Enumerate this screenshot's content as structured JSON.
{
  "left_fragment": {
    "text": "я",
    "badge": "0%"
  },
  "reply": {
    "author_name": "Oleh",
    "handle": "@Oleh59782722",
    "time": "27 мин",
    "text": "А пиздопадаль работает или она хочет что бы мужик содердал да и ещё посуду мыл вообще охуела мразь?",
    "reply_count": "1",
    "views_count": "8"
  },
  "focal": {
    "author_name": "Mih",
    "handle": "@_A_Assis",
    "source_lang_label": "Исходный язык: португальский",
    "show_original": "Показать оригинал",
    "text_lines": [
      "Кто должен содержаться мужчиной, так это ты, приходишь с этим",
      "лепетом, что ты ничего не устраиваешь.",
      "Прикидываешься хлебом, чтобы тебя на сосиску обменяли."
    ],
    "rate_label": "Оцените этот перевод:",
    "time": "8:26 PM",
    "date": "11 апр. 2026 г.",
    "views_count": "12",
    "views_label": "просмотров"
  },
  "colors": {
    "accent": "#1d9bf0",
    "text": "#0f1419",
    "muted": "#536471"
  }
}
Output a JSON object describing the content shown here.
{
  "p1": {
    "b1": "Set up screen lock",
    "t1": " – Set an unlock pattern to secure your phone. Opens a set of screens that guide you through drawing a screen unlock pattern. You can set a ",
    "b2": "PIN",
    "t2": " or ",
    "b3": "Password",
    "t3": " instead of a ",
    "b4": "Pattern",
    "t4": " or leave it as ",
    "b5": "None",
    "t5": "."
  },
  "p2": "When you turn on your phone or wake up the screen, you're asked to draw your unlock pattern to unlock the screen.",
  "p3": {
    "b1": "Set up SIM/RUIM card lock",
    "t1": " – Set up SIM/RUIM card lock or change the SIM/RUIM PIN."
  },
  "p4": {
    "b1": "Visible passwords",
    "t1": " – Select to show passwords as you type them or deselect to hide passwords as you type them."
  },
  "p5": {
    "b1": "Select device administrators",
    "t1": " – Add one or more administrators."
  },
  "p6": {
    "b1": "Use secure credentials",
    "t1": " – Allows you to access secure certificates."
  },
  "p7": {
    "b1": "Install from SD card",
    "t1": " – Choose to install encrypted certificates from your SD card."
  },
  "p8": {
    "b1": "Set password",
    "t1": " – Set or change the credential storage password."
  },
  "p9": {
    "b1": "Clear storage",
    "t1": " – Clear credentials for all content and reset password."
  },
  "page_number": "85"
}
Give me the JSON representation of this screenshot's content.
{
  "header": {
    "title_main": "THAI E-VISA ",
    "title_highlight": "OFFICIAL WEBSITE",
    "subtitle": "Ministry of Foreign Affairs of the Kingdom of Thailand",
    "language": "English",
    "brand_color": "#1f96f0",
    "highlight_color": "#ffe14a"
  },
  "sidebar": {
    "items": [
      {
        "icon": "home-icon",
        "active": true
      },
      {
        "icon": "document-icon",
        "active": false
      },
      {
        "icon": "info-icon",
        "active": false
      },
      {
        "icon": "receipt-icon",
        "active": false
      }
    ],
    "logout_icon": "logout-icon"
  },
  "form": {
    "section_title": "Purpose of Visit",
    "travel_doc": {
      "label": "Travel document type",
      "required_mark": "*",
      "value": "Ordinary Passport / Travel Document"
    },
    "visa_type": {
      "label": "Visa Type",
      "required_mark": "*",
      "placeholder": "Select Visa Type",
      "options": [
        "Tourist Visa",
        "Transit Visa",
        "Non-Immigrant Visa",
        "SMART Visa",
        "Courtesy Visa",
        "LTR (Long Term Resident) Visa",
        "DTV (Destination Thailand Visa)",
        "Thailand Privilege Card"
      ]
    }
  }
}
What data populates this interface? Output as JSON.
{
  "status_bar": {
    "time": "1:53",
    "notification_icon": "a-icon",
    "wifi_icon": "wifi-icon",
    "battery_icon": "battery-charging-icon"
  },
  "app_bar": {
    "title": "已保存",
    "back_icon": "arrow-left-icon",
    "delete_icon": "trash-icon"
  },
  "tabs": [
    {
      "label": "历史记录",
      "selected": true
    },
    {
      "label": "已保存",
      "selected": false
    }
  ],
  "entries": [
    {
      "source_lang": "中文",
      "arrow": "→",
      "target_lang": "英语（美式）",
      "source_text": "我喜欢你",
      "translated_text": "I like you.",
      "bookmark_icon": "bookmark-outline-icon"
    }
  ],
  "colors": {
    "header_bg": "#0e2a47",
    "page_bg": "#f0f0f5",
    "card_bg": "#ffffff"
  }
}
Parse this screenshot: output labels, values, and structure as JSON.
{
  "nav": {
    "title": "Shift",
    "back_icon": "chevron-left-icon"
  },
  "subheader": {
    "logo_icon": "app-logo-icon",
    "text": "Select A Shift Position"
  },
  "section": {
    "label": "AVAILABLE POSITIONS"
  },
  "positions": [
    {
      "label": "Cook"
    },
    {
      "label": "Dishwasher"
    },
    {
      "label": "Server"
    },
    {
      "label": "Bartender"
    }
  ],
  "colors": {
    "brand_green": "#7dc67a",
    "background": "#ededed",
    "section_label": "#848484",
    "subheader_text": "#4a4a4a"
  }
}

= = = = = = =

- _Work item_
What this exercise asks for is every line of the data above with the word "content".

- _Task response_
Enumerate this screenshot's content as structured JSON.
Output a JSON object describing the content shown here.
    "t1": " – Clear credentials for all content and reset password."
Give me the JSON representation of this screenshot's content.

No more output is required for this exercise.